On the southern coast of France, what we've come to know as the French Riviera, is a small touristy town called Villefranche-sur-Mer, neatly lodged between Nice and Monaco. That's a very expensive, prime piece of real estate, though you many never have heard of the place. From a painter's point of view, unlike Capri and Taormina, it's definitely overexposed. It does have an excellent (though shallow) harbor. Cruise ships love it. Jacques Weismann undoubtedly was not the first artist to paint this lively, colorful harbor in 1920 (left) but, in comparing it to my two views (below), it's surprising how little the scene has changed in over ninety years.
Copyright, Jim Lane
Villefranche Harbor, 2001, Jim Lane

Copyright, Jim Lane
Villefranche Street, 2001, Jim Lane

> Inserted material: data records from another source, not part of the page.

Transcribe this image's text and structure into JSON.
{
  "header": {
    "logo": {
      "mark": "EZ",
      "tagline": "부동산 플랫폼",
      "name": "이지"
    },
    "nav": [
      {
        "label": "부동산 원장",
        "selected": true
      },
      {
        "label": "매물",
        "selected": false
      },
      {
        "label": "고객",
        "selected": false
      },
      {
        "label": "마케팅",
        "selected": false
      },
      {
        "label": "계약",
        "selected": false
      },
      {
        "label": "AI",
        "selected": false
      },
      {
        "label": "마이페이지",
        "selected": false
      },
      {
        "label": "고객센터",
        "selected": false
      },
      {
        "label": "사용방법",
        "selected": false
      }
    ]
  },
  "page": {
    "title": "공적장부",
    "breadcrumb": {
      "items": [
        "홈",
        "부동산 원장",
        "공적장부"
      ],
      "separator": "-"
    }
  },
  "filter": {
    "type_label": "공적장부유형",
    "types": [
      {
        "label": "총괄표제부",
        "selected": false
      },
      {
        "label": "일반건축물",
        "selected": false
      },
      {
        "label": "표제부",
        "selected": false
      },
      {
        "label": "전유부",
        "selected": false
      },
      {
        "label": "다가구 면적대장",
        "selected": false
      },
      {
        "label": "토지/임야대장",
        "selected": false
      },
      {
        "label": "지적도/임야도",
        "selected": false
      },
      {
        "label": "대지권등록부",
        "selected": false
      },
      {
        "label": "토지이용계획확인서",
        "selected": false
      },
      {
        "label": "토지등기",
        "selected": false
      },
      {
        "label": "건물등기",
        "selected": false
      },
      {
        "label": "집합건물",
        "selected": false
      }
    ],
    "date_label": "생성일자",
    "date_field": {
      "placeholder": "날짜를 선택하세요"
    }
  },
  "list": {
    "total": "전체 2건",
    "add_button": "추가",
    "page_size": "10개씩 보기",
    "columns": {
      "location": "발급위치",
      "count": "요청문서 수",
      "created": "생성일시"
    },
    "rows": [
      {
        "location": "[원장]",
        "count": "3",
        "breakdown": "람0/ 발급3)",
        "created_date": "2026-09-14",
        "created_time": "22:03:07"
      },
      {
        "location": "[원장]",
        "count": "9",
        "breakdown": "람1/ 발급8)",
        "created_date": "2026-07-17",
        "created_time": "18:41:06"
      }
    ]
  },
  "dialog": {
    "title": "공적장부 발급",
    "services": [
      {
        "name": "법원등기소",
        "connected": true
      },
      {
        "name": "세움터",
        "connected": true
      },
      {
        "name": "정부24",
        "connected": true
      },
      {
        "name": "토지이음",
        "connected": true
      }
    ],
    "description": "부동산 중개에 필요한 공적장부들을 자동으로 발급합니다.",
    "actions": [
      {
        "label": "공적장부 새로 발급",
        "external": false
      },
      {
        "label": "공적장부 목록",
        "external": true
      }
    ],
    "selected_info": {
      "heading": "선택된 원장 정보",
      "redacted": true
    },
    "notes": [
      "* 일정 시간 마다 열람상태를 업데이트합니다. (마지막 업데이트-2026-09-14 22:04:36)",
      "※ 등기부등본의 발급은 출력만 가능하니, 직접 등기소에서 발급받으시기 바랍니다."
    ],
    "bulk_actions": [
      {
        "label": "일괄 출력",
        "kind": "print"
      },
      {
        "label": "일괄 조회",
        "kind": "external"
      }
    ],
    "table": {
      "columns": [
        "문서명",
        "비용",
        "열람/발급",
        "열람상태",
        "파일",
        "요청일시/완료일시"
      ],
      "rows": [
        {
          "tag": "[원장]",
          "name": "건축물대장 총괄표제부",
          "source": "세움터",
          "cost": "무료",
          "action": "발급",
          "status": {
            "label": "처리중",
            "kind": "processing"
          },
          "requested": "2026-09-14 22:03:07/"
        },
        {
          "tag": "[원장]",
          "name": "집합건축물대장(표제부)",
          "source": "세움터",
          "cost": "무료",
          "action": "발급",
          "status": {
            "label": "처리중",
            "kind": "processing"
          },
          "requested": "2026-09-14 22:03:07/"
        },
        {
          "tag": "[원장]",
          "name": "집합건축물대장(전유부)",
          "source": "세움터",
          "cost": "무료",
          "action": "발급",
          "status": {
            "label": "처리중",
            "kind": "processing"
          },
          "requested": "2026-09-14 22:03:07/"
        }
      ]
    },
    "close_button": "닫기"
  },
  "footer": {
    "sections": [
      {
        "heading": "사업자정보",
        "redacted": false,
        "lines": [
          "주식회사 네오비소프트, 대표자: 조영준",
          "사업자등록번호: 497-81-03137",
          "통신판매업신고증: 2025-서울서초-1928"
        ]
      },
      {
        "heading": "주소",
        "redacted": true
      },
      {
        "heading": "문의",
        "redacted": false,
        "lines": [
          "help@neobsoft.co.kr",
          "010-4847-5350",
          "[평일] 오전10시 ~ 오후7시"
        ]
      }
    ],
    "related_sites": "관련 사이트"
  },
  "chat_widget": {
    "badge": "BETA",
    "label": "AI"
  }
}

Finally, on this side of the pond, this past spring, I joined a long, historic line of artists who have trekked to our Grand Canyon, situated on the Colorado River, which has engraved its magnificent vistas into the landscape of three western states (Colorado, Nevada, and Arizona). Although quite a number of gorgeous paintings by artists such has Thomas Moran and Albert Bierstadt have indelibly imprinted our minds with its stark, rugged beauty, I found it quite hard to do justice to it with my puny little Canon. It's simply too damned BIG. Even stitching together a panorama from several shots doesn't help much unless you want a painting five times wider than it is tall. So, rather than try to imitate the great American landscape artists of the past, I chose to bring to mind the final, climactic scene of a great American movie in which two high-flying, liberated women choose to visit the Grand Canyon up close and very personal. My version isn't as breathtakingly beautiful as Moran's but it is "breathtaking" in its own way. In all fairness, keep in mind that Moran painted his version in 1904 before the place was littered with 1966 Thunderbirds.

Grand Canyon ,1904, Thomas B. Moran
Copyright, Jim Lane
A Grand Canyon Visit, 2014, Jim Lane